As for the band themselves, they didn’t do much talking over the course of the week. James introduced Strand Of Oaks’ Tim Showalter after the latter came out to sing “Wonderful (The Way That I Feel)” with the band on Wednesday, the night Strand Of Oaks opened. (Showalter also recently covered that song.) One of the only other times James said anything was toward the end of the main set, when he spoke about the shootings in Paris, the Eagles Of Death Metal interview that brought everyone in MMJ to tears, and asked the crowd to join him in a moment of silence for Paris. They then covered the Eagles Of Death Metal’s “I Love You All The Time,” a song the band urged other artists to cover with the promise that they would donate the publishing money to victims of the Paris attacks. The moment of silence was the one solemn instance in the long party of the four shows. It lent more gravity to the whole experience than even the most dramatic chorus swell — to think about this very special place and thing that MMJ creates, and that it was in this kind of space where that happened, the kind of space where people are supposed to be able to go get away from horrible things in the real world.
James didn’t say anything else for the rest of that final night, besides thanking the crowd for wanting to hang out with the band for more than one night a week. He never says much; at this point, the band’s sets take off on their own. And from the tribute to Paris onward, the final night of the Beacon run proceeded triumphantly, hitting that insane encore and marking the ineffable bond this band has with their audience. I know the final moments well by now: the ringing opening riff of “One Big Holiday,” tightening and tightening until everything crashes in. It always marks the real, final moment of that weird week you spent going to the same part of town every night, to see the same band. There are few other songs I’ve seen that go over this way live; you will see an entire crowd screaming along, you will see middle-aged men losing their shit. But it’s always a little bittersweet, too — for me, at least. I have to focus and not think that we’ll be walking out the doors back into the real world in five minutes. This time around, I didn’t get that same bittersweet feeling, though.

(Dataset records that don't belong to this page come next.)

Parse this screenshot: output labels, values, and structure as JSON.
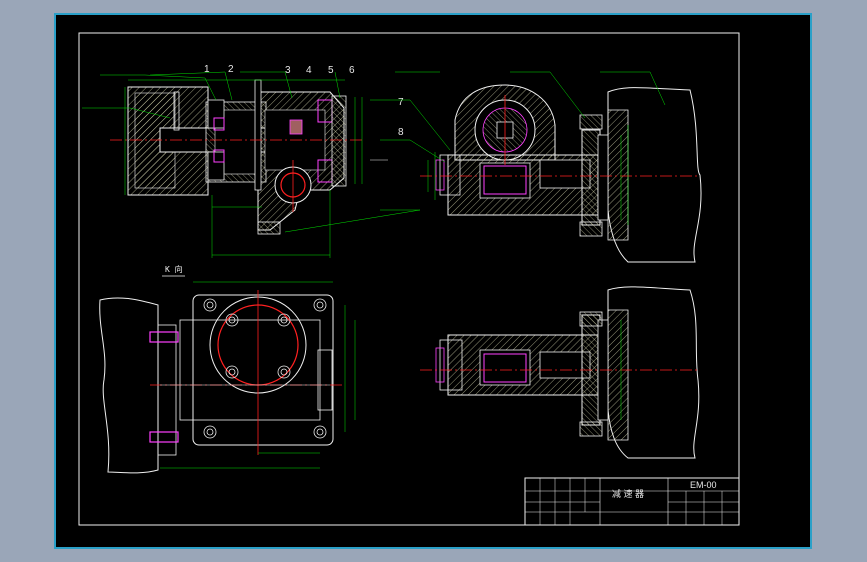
{
  "colors": {
    "app_background": "#9aa6b8",
    "canvas": "#000000",
    "frame_outline": "#2aa0c8",
    "outline": "#f0f0f0",
    "hatch": "#d8d8b0",
    "centerline": "#ff2020",
    "dimension": "#00e000",
    "bolt": "#ff40ff",
    "part_section": "#a06060"
  },
  "balloons": [
    "1",
    "2",
    "3",
    "4",
    "5",
    "6",
    "7",
    "8"
  ],
  "view_label": "K 向",
  "title_block": {
    "drawing_number": "EM-00",
    "drawing_name": "减 速 器"
  }
}
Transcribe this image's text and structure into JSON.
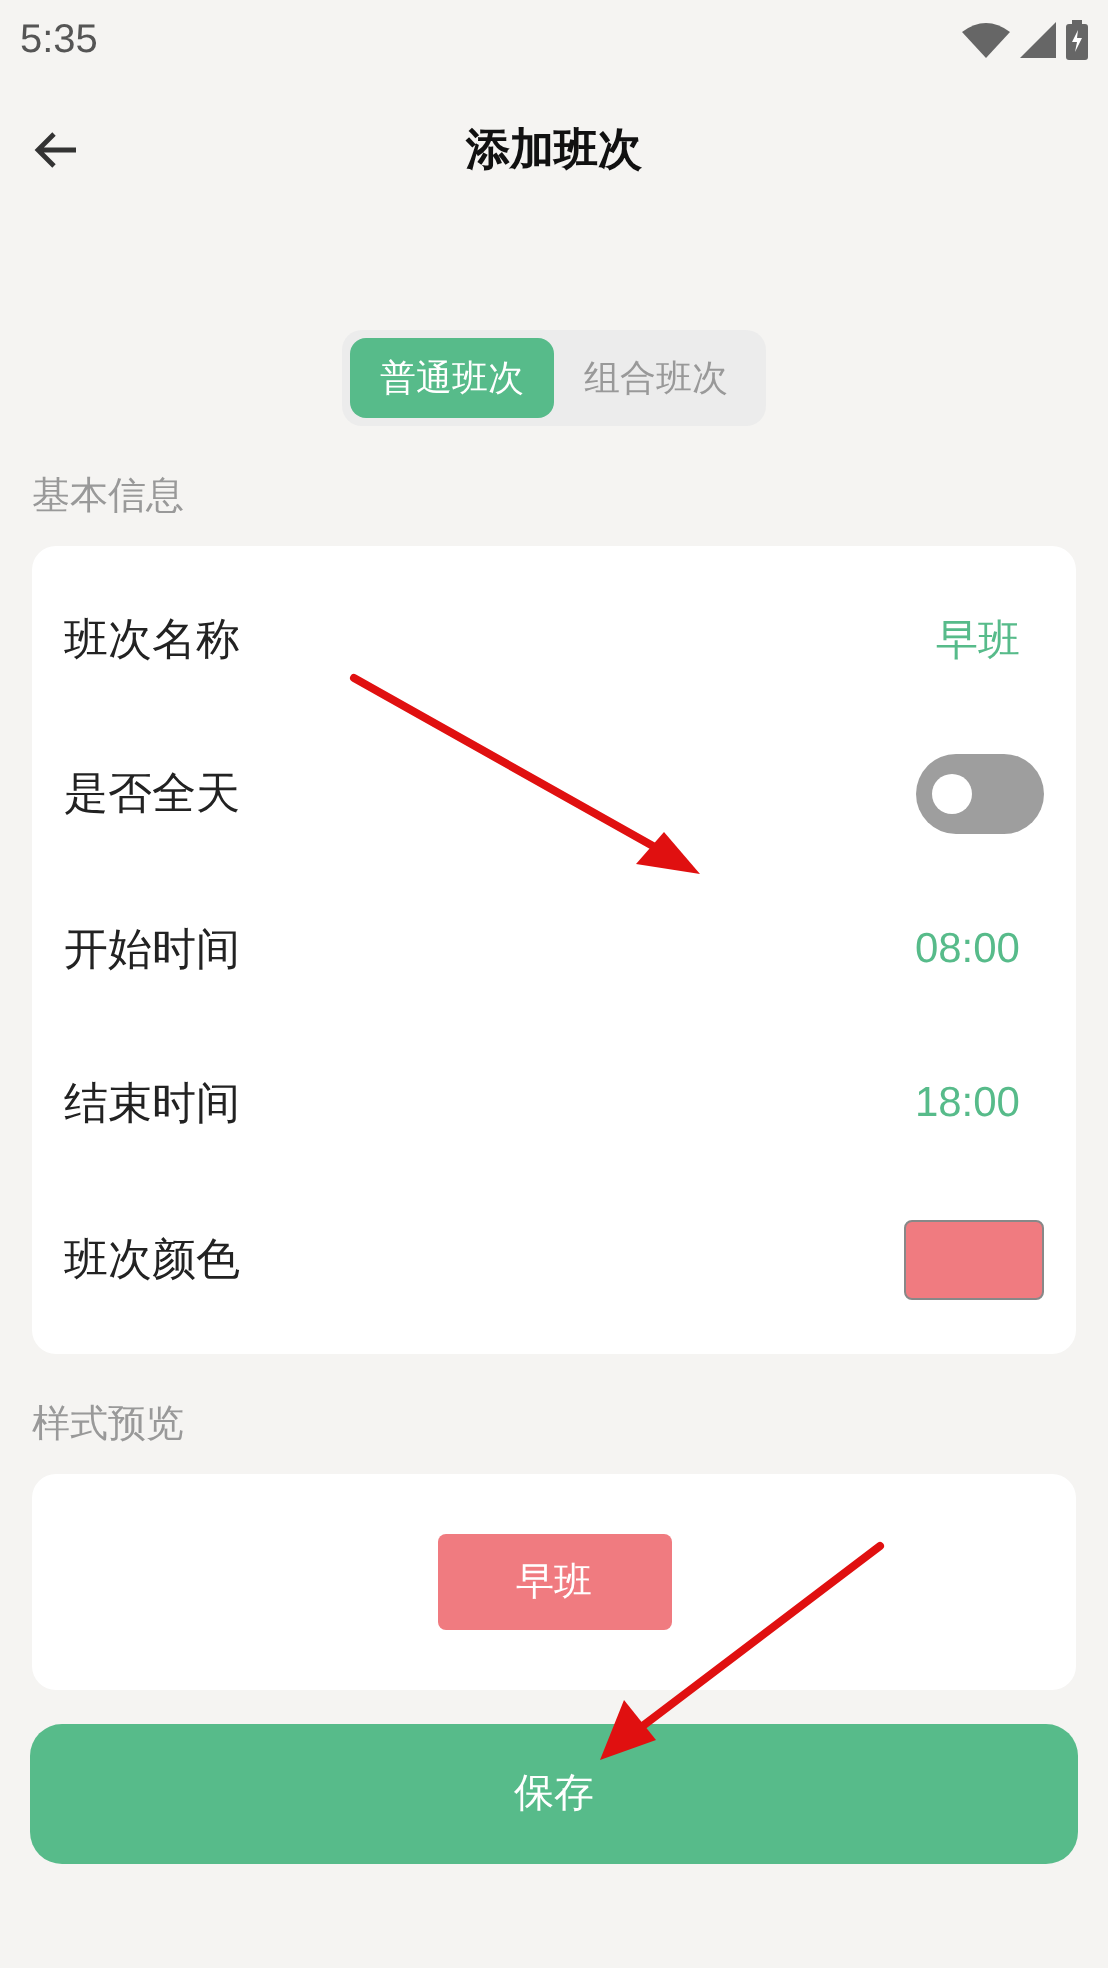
{
  "status_bar": {
    "time": "5:35"
  },
  "header": {
    "title": "添加班次"
  },
  "segments": [
    {
      "label": "普通班次",
      "selected": true
    },
    {
      "label": "组合班次",
      "selected": false
    }
  ],
  "basic_info": {
    "heading": "基本信息",
    "rows": [
      {
        "kind": "text",
        "label": "班次名称",
        "value": "早班"
      },
      {
        "kind": "toggle",
        "label": "是否全天",
        "on": false
      },
      {
        "kind": "text",
        "label": "开始时间",
        "value": "08:00"
      },
      {
        "kind": "text",
        "label": "结束时间",
        "value": "18:00"
      },
      {
        "kind": "color",
        "label": "班次颜色",
        "color": "#f07b80"
      }
    ]
  },
  "preview": {
    "heading": "样式预览",
    "chip": "早班",
    "color": "#f07b80"
  },
  "save_button": "保存"
}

That riff is elliptical, spiraling around itself and eventually unraveling and then coming back into the compact patterns again at the end of the song. This time, it sounded like the end of things, as it always does. But it also sounded like moments that haven’t happened yet, like the next time I’ll be standing in a room watching this band, amongst friends, hearing that same elliptical piece of music calling out.